The development of the building took 10 years to be fully completed. It was inaugurated on November 7th, 1968, in the presence of Prince Philip and Queen Elizabeth II of England, who gave the inaugural speech.
Originally the outer lateral beams were not painted red.
Until 1989, the columns were concrete gray. Still, due to successive water infiltrations, they had to be renovated, and on that occasion, they were painted red.
Here is all the information you need to visit MASP:
How to get to the São Paulo Museum of Art:
The museum is located two blocks from the Trianon-MASP metro station, line green.
As you leave the station, you will find yourself on Paulista Avenue. It’s a 2-minute walk.
Address: Avenida Paulista 1578, CEP 01310-200 São Paulo
The museum is open on Tuesdays (10 am-8 pm), Wed-Sun (10 am-6 pm), and it’s closed on Mondays.
Besides Mondays, the MASP opens typically on national holidays, except on December 24th, 25th, 31st, and January 1st.
- Adults pay R$40
- Students pay R$20
- People older than 60 years old pay R$20
- Children under 11yo don’t pay
On Tuesdays, admission is free of charge.
The MASP is not only accessible to people with reduced mobility but also free of charge for them, including a companion.
Tip from a local: While you can buy your ticket with any credit card, American Express clients get a free ticket for every one ticket they buy.
São Paulo travel resources
I want you to have a fantastic time in São Paulo, and that’s why I wrote several useful posts for you.
For instance, if you’re traveling to São Paulo for the first time, be sure to read my article about what to do in SP.
You will also want to read my taxi guide, which is very helpful to get to and around the city.
Don’t forget about travel insurance!
Before you leave for Brazil make sure you have a valid travel insurance policy because accidents happen on the road. I have been paying for World Nomads travel insurance for five years, and I happily recommend them to my family and friends.
If you get sick, injured, or have your stuff stolen, you’ll be happy to have the ability to pay for your medical bills or replace what it was stollen.

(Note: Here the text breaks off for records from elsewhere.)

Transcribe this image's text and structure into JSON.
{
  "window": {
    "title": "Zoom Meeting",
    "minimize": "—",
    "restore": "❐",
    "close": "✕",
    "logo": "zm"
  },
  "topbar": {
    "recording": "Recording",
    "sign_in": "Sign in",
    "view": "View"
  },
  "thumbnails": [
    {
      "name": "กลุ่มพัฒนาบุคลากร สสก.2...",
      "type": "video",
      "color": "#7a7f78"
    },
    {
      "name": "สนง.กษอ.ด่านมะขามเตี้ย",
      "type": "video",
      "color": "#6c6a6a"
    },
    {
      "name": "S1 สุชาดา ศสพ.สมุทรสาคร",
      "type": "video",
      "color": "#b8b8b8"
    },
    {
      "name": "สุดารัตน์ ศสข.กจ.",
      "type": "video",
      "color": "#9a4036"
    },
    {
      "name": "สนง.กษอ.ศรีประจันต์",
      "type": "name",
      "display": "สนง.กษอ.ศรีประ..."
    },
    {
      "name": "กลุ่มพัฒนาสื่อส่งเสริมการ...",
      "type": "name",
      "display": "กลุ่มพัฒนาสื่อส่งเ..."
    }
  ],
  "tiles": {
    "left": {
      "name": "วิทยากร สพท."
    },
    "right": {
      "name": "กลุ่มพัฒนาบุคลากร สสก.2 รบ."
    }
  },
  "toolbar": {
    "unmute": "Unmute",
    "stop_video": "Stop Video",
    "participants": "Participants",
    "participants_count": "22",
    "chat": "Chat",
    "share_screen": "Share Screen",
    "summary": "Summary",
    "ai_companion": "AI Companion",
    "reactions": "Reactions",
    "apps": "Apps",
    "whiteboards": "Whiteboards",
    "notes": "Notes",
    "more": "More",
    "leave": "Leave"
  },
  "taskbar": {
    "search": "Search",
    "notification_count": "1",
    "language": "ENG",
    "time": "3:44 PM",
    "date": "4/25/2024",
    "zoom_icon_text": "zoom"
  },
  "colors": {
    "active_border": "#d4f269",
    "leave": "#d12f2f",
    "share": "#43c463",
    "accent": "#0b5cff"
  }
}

Because, for just a couple dollars a day (depending on how long your policy is for), you’re going to get lots of things covered. Be smart and get travel insurance.